# TASK:
Without omitting anything, retype the data that follows.

Website and app data records:

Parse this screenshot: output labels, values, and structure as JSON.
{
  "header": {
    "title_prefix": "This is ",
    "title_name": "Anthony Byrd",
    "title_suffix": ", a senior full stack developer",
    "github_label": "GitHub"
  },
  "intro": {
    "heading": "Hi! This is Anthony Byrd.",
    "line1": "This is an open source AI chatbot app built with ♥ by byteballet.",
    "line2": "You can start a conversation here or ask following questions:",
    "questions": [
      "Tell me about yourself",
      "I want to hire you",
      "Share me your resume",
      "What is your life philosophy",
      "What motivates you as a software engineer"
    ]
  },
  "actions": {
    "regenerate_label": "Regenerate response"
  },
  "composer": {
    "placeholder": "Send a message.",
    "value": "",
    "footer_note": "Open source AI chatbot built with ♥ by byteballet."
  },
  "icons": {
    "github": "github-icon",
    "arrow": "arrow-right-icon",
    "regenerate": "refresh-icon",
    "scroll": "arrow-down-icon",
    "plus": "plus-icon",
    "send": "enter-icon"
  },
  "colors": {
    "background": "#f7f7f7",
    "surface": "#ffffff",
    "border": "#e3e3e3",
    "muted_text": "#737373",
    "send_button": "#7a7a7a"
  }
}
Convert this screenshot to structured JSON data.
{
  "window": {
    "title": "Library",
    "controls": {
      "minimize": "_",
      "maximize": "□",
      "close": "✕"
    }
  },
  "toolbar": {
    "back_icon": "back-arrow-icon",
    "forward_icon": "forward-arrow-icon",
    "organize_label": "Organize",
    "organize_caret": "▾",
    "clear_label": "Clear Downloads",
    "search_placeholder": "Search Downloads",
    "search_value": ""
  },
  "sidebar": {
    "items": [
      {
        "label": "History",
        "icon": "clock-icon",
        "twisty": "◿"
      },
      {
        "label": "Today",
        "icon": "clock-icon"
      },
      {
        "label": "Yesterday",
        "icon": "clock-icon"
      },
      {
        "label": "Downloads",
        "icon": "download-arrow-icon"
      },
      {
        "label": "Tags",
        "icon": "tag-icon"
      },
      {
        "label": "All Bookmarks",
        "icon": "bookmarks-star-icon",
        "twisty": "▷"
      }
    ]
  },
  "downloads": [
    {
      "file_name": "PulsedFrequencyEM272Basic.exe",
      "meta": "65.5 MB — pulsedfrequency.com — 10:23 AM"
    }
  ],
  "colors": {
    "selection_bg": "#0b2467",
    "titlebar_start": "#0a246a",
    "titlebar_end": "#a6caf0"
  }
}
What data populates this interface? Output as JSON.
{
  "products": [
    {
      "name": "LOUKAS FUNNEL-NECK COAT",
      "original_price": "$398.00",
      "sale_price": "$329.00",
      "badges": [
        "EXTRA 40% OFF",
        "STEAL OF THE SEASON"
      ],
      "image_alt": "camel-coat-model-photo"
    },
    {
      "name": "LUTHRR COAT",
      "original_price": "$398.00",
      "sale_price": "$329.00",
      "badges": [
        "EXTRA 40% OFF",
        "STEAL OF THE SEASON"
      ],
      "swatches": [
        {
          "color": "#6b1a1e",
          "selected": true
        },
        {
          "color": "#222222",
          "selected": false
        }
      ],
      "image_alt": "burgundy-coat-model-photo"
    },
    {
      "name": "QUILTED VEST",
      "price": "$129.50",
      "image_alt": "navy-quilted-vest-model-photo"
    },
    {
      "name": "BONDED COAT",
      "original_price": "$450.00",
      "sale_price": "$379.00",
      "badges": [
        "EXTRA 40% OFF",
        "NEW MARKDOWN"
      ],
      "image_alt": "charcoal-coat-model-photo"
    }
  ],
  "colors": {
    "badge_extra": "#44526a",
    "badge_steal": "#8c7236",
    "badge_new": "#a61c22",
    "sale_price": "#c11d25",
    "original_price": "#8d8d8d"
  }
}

# OUTPUT FOR THIS TASK:
Parse this screenshot: output labels, values, and structure as JSON.
{
  "header": {
    "title_prefix": "This is ",
    "title_name": "Anthony Byrd",
    "title_suffix": ", a senior full stack developer",
    "github_label": "GitHub"
  },
  "intro": {
    "heading": "Hi! This is Anthony Byrd.",
    "line1": "This is an open source AI chatbot app built with ♥ by byteballet.",
    "line2": "You can start a conversation here or ask following questions:",
    "questions": [
      "Tell me about yourself",
      "I want to hire you",
      "Share me your resume",
      "What is your life philosophy",
      "What motivates you as a software engineer"
    ]
  },
  "actions": {
    "regenerate_label": "Regenerate response"
  },
  "composer": {
    "placeholder": "Send a message.",
    "value": "",
    "footer_note": "Open source AI chatbot built with ♥ by byteballet."
  },
  "icons": {
    "github": "github-icon",
    "arrow": "arrow-right-icon",
    "regenerate": "refresh-icon",
    "scroll": "arrow-down-icon",
    "plus": "plus-icon",
    "send": "enter-icon"
  },
  "colors": {
    "background": "#f7f7f7",
    "surface": "#ffffff",
    "border": "#e3e3e3",
    "muted_text": "#737373",
    "send_button": "#7a7a7a"
  }
}
Convert this screenshot to structured JSON data.
{
  "window": {
    "title": "Library",
    "controls": {
      "minimize": "_",
      "maximize": "□",
      "close": "✕"
    }
  },
  "toolbar": {
    "back_icon": "back-arrow-icon",
    "forward_icon": "forward-arrow-icon",
    "organize_label": "Organize",
    "organize_caret": "▾",
    "clear_label": "Clear Downloads",
    "search_placeholder": "Search Downloads",
    "search_value": ""
  },
  "sidebar": {
    "items": [
      {
        "label": "History",
        "icon": "clock-icon",
        "twisty": "◿"
      },
      {
        "label": "Today",
        "icon": "clock-icon"
      },
      {
        "label": "Yesterday",
        "icon": "clock-icon"
      },
      {
        "label": "Downloads",
        "icon": "download-arrow-icon"
      },
      {
        "label": "Tags",
        "icon": "tag-icon"
      },
      {
        "label": "All Bookmarks",
        "icon": "bookmarks-star-icon",
        "twisty": "▷"
      }
    ]
  },
  "downloads": [
    {
      "file_name": "PulsedFrequencyEM272Basic.exe",
      "meta": "65.5 MB — pulsedfrequency.com — 10:23 AM"
    }
  ],
  "colors": {
    "selection_bg": "#0b2467",
    "titlebar_start": "#0a246a",
    "titlebar_end": "#a6caf0"
  }
}
What data populates this interface? Output as JSON.
{
  "products": [
    {
      "name": "LOUKAS FUNNEL-NECK COAT",
      "original_price": "$398.00",
      "sale_price": "$329.00",
      "badges": [
        "EXTRA 40% OFF",
        "STEAL OF THE SEASON"
      ],
      "image_alt": "camel-coat-model-photo"
    },
    {
      "name": "LUTHRR COAT",
      "original_price": "$398.00",
      "sale_price": "$329.00",
      "badges": [
        "EXTRA 40% OFF",
        "STEAL OF THE SEASON"
      ],
      "swatches": [
        {
          "color": "#6b1a1e",
          "selected": true
        },
        {
          "color": "#222222",
          "selected": false
        }
      ],
      "image_alt": "burgundy-coat-model-photo"
    },
    {
      "name": "QUILTED VEST",
      "price": "$129.50",
      "image_alt": "navy-quilted-vest-model-photo"
    },
    {
      "name": "BONDED COAT",
      "original_price": "$450.00",
      "sale_price": "$379.00",
      "badges": [
        "EXTRA 40% OFF",
        "NEW MARKDOWN"
      ],
      "image_alt": "charcoal-coat-model-photo"
    }
  ],
  "colors": {
    "badge_extra": "#44526a",
    "badge_steal": "#8c7236",
    "badge_new": "#a61c22",
    "sale_price": "#c11d25",
    "original_price": "#8d8d8d"
  }
}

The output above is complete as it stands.